The victory was Forster’s second gold of a successful Games, in which her slalom skiing in the super combined was also huge in capturing that gold. It was a vast improvement from four years ago, when she took silver in both events behind Schaffelhuber.

“I came here to give everything; it wasn't part of my plan to win two gold medals,” Forster said.

While Forster showcased her technical skills, Schaffelhuber dominated the speed events leaving with two golds and silver in super combined. But the heavy favourite saw these Paralympics take a turn when she finished off the podium in giant slalom on Wednesday. Then on Sunday, Schaffelhuber lost part of her equipment during her final slalom run that threw away hopes even reaching the podium and closing the Games on a positive note.

Bochet – G.O.A.T.

Three, four, five seconds – Marie Bochet kept increasing her lead down her final run in PyeongChang. The French skier continued to add reason to why she will go down as the greatest of all time.

The 24-year-old won the women’s standing category, finishing with four gold medals and bringing her Paralympic gold tally to eight since Sochi 2014.

In a 2018 Paralympics where many of the top alpine skiers – including Bochet in the super combined – faltered, Bochet bounced back to winning form overnight. The slalom was the only event she did not finish in Sochi, and was one of her two silvers from the 2017 World Championships.

"This is a special medal in the slalom. I am very, very happy to have it in my backpack,” Bochet said. “It has been my best discipline since I started. I missed it in Sochi (2014 Paralympic Winter Games) and in Vancouver (2010) I was fourth and I said, 'Argh, slalom, please'. And now I have it.

"The giant (slalom) really helped me. I took so much confidence from that into this race."
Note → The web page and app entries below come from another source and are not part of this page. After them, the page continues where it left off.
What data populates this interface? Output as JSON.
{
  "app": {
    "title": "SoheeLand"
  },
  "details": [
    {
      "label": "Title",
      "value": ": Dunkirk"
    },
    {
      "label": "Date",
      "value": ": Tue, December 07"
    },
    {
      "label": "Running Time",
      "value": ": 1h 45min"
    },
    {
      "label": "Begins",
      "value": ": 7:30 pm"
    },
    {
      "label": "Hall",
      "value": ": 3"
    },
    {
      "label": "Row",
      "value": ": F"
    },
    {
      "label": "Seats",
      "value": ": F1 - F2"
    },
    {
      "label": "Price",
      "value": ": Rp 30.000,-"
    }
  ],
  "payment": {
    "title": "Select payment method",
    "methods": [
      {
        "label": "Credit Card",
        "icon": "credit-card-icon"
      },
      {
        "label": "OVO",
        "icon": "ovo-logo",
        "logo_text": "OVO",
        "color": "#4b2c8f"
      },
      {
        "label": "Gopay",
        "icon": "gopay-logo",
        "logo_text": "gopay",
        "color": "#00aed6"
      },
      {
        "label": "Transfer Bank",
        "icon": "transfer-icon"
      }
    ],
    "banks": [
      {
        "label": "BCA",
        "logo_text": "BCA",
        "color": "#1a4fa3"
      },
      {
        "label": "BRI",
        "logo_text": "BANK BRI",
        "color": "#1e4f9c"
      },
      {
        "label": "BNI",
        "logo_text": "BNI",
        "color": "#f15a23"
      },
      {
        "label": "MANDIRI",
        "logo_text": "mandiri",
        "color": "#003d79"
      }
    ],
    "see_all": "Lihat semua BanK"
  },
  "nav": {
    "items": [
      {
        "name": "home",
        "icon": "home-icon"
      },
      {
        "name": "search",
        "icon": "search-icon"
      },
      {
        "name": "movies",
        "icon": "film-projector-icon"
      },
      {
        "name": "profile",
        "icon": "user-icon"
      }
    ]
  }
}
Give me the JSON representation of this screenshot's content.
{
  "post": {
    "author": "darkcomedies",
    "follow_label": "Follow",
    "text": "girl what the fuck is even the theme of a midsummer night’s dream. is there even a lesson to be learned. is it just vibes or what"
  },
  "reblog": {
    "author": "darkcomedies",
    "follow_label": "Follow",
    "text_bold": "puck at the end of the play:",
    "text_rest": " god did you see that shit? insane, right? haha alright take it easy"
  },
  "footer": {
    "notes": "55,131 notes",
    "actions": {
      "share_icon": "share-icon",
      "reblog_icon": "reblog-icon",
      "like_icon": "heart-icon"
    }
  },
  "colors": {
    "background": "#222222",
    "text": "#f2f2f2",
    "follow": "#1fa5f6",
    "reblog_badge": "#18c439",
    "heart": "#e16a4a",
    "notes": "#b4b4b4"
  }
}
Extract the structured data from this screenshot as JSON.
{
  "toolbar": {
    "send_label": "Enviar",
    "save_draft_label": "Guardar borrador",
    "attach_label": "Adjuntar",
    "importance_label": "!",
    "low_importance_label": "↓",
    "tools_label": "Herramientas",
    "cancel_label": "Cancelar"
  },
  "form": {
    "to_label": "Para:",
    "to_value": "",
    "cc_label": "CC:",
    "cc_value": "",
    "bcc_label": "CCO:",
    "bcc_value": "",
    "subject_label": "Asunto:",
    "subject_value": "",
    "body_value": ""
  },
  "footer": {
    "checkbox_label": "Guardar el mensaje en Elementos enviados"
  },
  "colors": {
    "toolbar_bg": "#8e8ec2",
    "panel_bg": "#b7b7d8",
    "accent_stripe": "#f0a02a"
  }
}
Canadian teenager Mollie Jepsen proved a future talent after taking silver to go with her gold in the super combined, and downhill and giant slalom bronze medals. Germany’s Andrea Rothfuss collected the bronze, adding to her four silvers.

Highlights of the action will be made available on the International Paralympic Committee’s website.